Cheerios has tested higher for glyphosate (RoundUp) than any recently tested food article, with levels over 1,100 parts per billion. Which means that the fields in which the wheat is grown for the cereal is drenched in the chemical. (The oats themselves do not contain glyphosate as there are currently no RoundUp Ready oats. However, General Mills does still produce other cereals with RoundUp Ready wheat.)

So what does the Cheerios branch of General Mills do? They launch a feel-good campaign, which is timed right in parallel with unsealed documents that have been discovered and which raise the question as to whether glyphosate is safe for use. Cheerios decides to give out packages of free wild flower seeds that consumers can plant to help the bee population. There are a few problems with these seeds:

1. The seeds are not marked as non-GMO/organic, which means there is a very good chance that they also contain glyphosate. Planting poison not marked as poison is still poison.

2. Seeds listed in the package are considered invasive in certain areas. The company’s response to this essentially equated to, “There’s still pollen, and that’s what the bees need.” Introducing invasive species only presents other problems. Please check the label carefully to make sure you’re not causing more harm! (For example, Forget-me-nots and California poppies – both in the mixture – are very invasive weeds in certain growing zones.

3. These seeds are not a promise from the company to end the usage of glyphosate. Anyone who has taken Advertising 101 or a comparable course can tell you that this is a “feel-good” campaign in order to raise customer satisfaction and to distract from the new information surrounding the weed killer General Mills uses on the grains that eventually become their cereal, which we in turn feed to our families.

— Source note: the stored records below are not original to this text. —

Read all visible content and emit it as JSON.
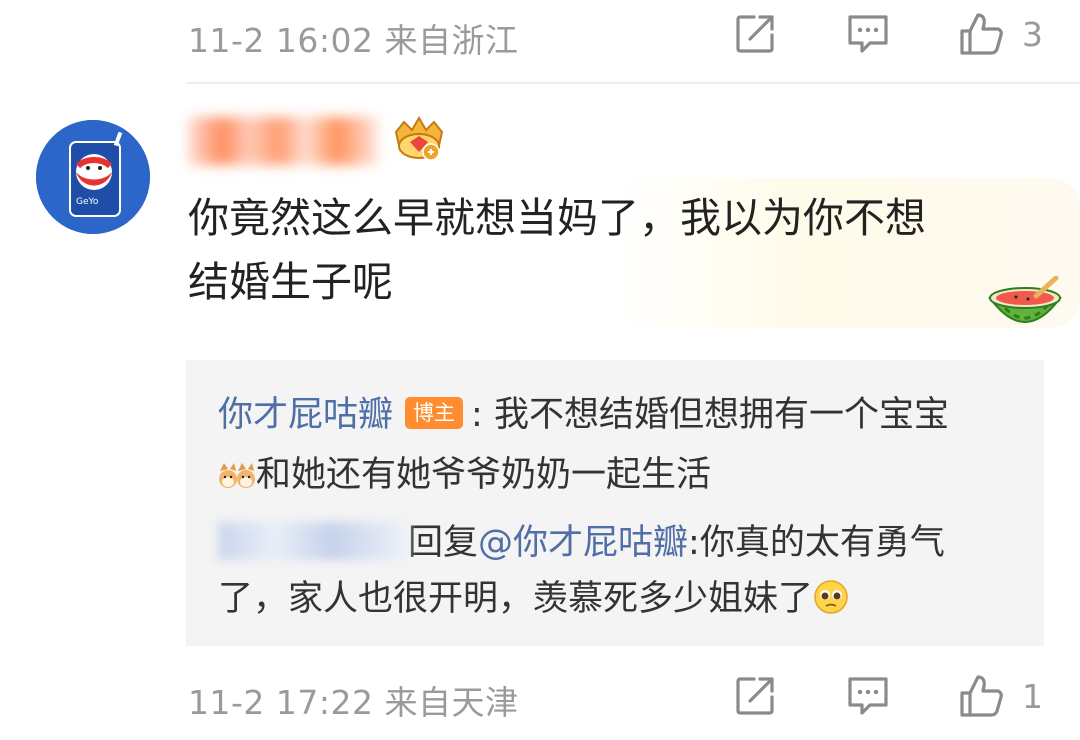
{
  "top_meta": {
    "time_location": "11-2 16:02 来自浙江",
    "like_count": "3"
  },
  "comment": {
    "text_line1": "你竟然这么早就想当妈了，我以为你不想",
    "text_line2": "结婚生子呢",
    "avatar_brand_text": "GeYo"
  },
  "reply_thread": {
    "first_reply": {
      "author": "你才屁咕瓣",
      "role_badge": "博主",
      "separator": ": ",
      "text_line1": "我不想结婚但想拥有一个宝宝",
      "text_line2": "和她还有她爷爷奶奶一起生活"
    },
    "second_reply": {
      "reply_word": "回复",
      "mention": "@你才屁咕瓣",
      "text_line1": ":你真的太有勇气",
      "text_line2": "了，家人也很开明，羡慕死多少姐妹了"
    }
  },
  "bottom_meta": {
    "time_location": "11-2 17:22 来自天津",
    "like_count": "1"
  },
  "icons": [
    "share-icon",
    "comment-icon",
    "like-icon",
    "crown-badge-icon",
    "watermelon-icon",
    "shiba-emoji-icon",
    "pleading-face-emoji-icon"
  ],
  "colors": {
    "link": "#4f6fa6",
    "meta_gray": "#9a9a9a",
    "blogger_badge": "#ff8c2e",
    "reply_bg": "#f4f4f4",
    "avatar_bg": "#2b66c8"
  }
}
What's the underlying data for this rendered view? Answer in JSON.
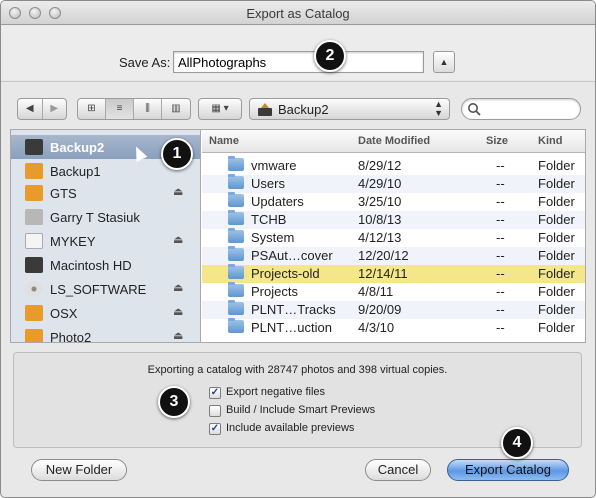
{
  "window": {
    "title": "Export as Catalog"
  },
  "save_as": {
    "label": "Save As:",
    "value": "AllPhotographs",
    "expand_icon": "disclosure-up-icon"
  },
  "toolbar": {
    "back_icon": "◀",
    "forward_icon": "▶",
    "view_icons": [
      "⊞",
      "≡",
      "⫼",
      "▥"
    ],
    "arrange_icon": "▦ ▾",
    "location": "Backup2",
    "search_placeholder": ""
  },
  "sidebar": {
    "items": [
      {
        "label": "Backup2",
        "icon": "drive-icon",
        "color": "#3a3a3a",
        "selected": true,
        "eject": false
      },
      {
        "label": "Backup1",
        "icon": "drive-icon",
        "color": "#e89a2a",
        "selected": false,
        "eject": false
      },
      {
        "label": "GTS",
        "icon": "drive-icon",
        "color": "#e89a2a",
        "selected": false,
        "eject": true
      },
      {
        "label": "Garry T Stasiuk",
        "icon": "drive-icon",
        "color": "#b7b7b7",
        "selected": false,
        "eject": false
      },
      {
        "label": "MYKEY",
        "icon": "drive-icon",
        "color": "#f4f4f4",
        "selected": false,
        "eject": true
      },
      {
        "label": "Macintosh HD",
        "icon": "drive-icon",
        "color": "#3a3a3a",
        "selected": false,
        "eject": false
      },
      {
        "label": "LS_SOFTWARE",
        "icon": "disc-icon",
        "color": "#cfcfcf",
        "selected": false,
        "eject": true
      },
      {
        "label": "OSX",
        "icon": "drive-icon",
        "color": "#e89a2a",
        "selected": false,
        "eject": true
      },
      {
        "label": "Photo2",
        "icon": "drive-icon",
        "color": "#e89a2a",
        "selected": false,
        "eject": true
      }
    ]
  },
  "filelist": {
    "columns": {
      "name": "Name",
      "date": "Date Modified",
      "size": "Size",
      "kind": "Kind"
    },
    "rows": [
      {
        "name": "vmware",
        "date": "8/29/12",
        "size": "--",
        "kind": "Folder"
      },
      {
        "name": "Users",
        "date": "4/29/10",
        "size": "--",
        "kind": "Folder"
      },
      {
        "name": "Updaters",
        "date": "3/25/10",
        "size": "--",
        "kind": "Folder"
      },
      {
        "name": "TCHB",
        "date": "10/8/13",
        "size": "--",
        "kind": "Folder"
      },
      {
        "name": "System",
        "date": "4/12/13",
        "size": "--",
        "kind": "Folder"
      },
      {
        "name": "PSAut…cover",
        "date": "12/20/12",
        "size": "--",
        "kind": "Folder"
      },
      {
        "name": "Projects-old",
        "date": "12/14/11",
        "size": "--",
        "kind": "Folder",
        "highlight": true
      },
      {
        "name": "Projects",
        "date": "4/8/11",
        "size": "--",
        "kind": "Folder"
      },
      {
        "name": "PLNT…Tracks",
        "date": "9/20/09",
        "size": "--",
        "kind": "Folder"
      },
      {
        "name": "PLNT…uction",
        "date": "4/3/10",
        "size": "--",
        "kind": "Folder"
      }
    ]
  },
  "options": {
    "summary": "Exporting a catalog with 28747 photos and 398 virtual copies.",
    "checkboxes": [
      {
        "label": "Export negative files",
        "checked": true
      },
      {
        "label": "Build / Include Smart Previews",
        "checked": false
      },
      {
        "label": "Include available previews",
        "checked": true
      }
    ]
  },
  "buttons": {
    "new_folder": "New Folder",
    "cancel": "Cancel",
    "export": "Export Catalog"
  },
  "callouts": [
    "1",
    "2",
    "3",
    "4"
  ],
  "colors": {
    "accent": "#5d98e4",
    "highlight_row": "#f4e78b",
    "sidebar_bg": "#dde4ec"
  }
}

If you would like to plant flowers for the bees, by all means, do so!

Fantastic lists of native plants to grow that will help increase pollination and bee populations can be found at The Xerces Society. Make sure that the seeds you are buying are from a reputable dealer who does not sell GMO seeds, or if they do, make sure it is from a seed company that clearly labels what seeds are GMO and are non-GMO. One great example of a company practising such transparency is FedCo Seeds here in Maine. Everything is clearly labelled in their catalogue and online.

Buy from local seed dealers who will know what will grow well in your area.

Aim for native plants if you are planting only wild flowers.

Grow non-GMO, organic crops if you are gardening.

Do good, but don’t by into the “feel-good” of a company trying to undermine you.

Knowing when to draw a line.

One of the most difficult things about homesteading is knowing when to limit what you’re going to take on each season. I have seen one too many homesteaders who dive in head first, getting all the cannonical homestead animals – chickens, ducks, goats, sheep… – and attempting a full jump into complete and total self-sufficiency all at once. Some of these people have a good chunk of change in the bank for fall back. Some have a rich uncle to bail them out of bankruptcy. Many are leaving a paycheck-to-paycheck situation, tired of having someone lording over them, and with very little in the bank for backup. What they all have in common is diving into the deep end without treading through the shallow water first.

I get it. I do. The self-sufficient lifestyle of a full functioning homestead is very alluring, especially to those of us with that as an eventual long term goal. Unfortunately there are a few rip-currents along the way, and without at least planning for the ones you know will come – set backs in loss of income, seasonal changes and the problems that can arise, the necessary care costs of certain animals – it’s easy to get pulled under and in over your head when you’re being pulled from one rip-current to another. The longer you go without catching your breath, the sooner burnout comes.

This is why, despite how badly we wanted to try our hand at it this year, maple syruping has been put on hold. We’re planning on expanding our gardens this year by adding an allotment on a family member’s property. We have a scheme to actually get blueberries from our own bushes. Our sights are set on high yields in our own backyard gardens. Syruping would have been aiming too far over our heads this season. Maybe next year we’ll test out those waters.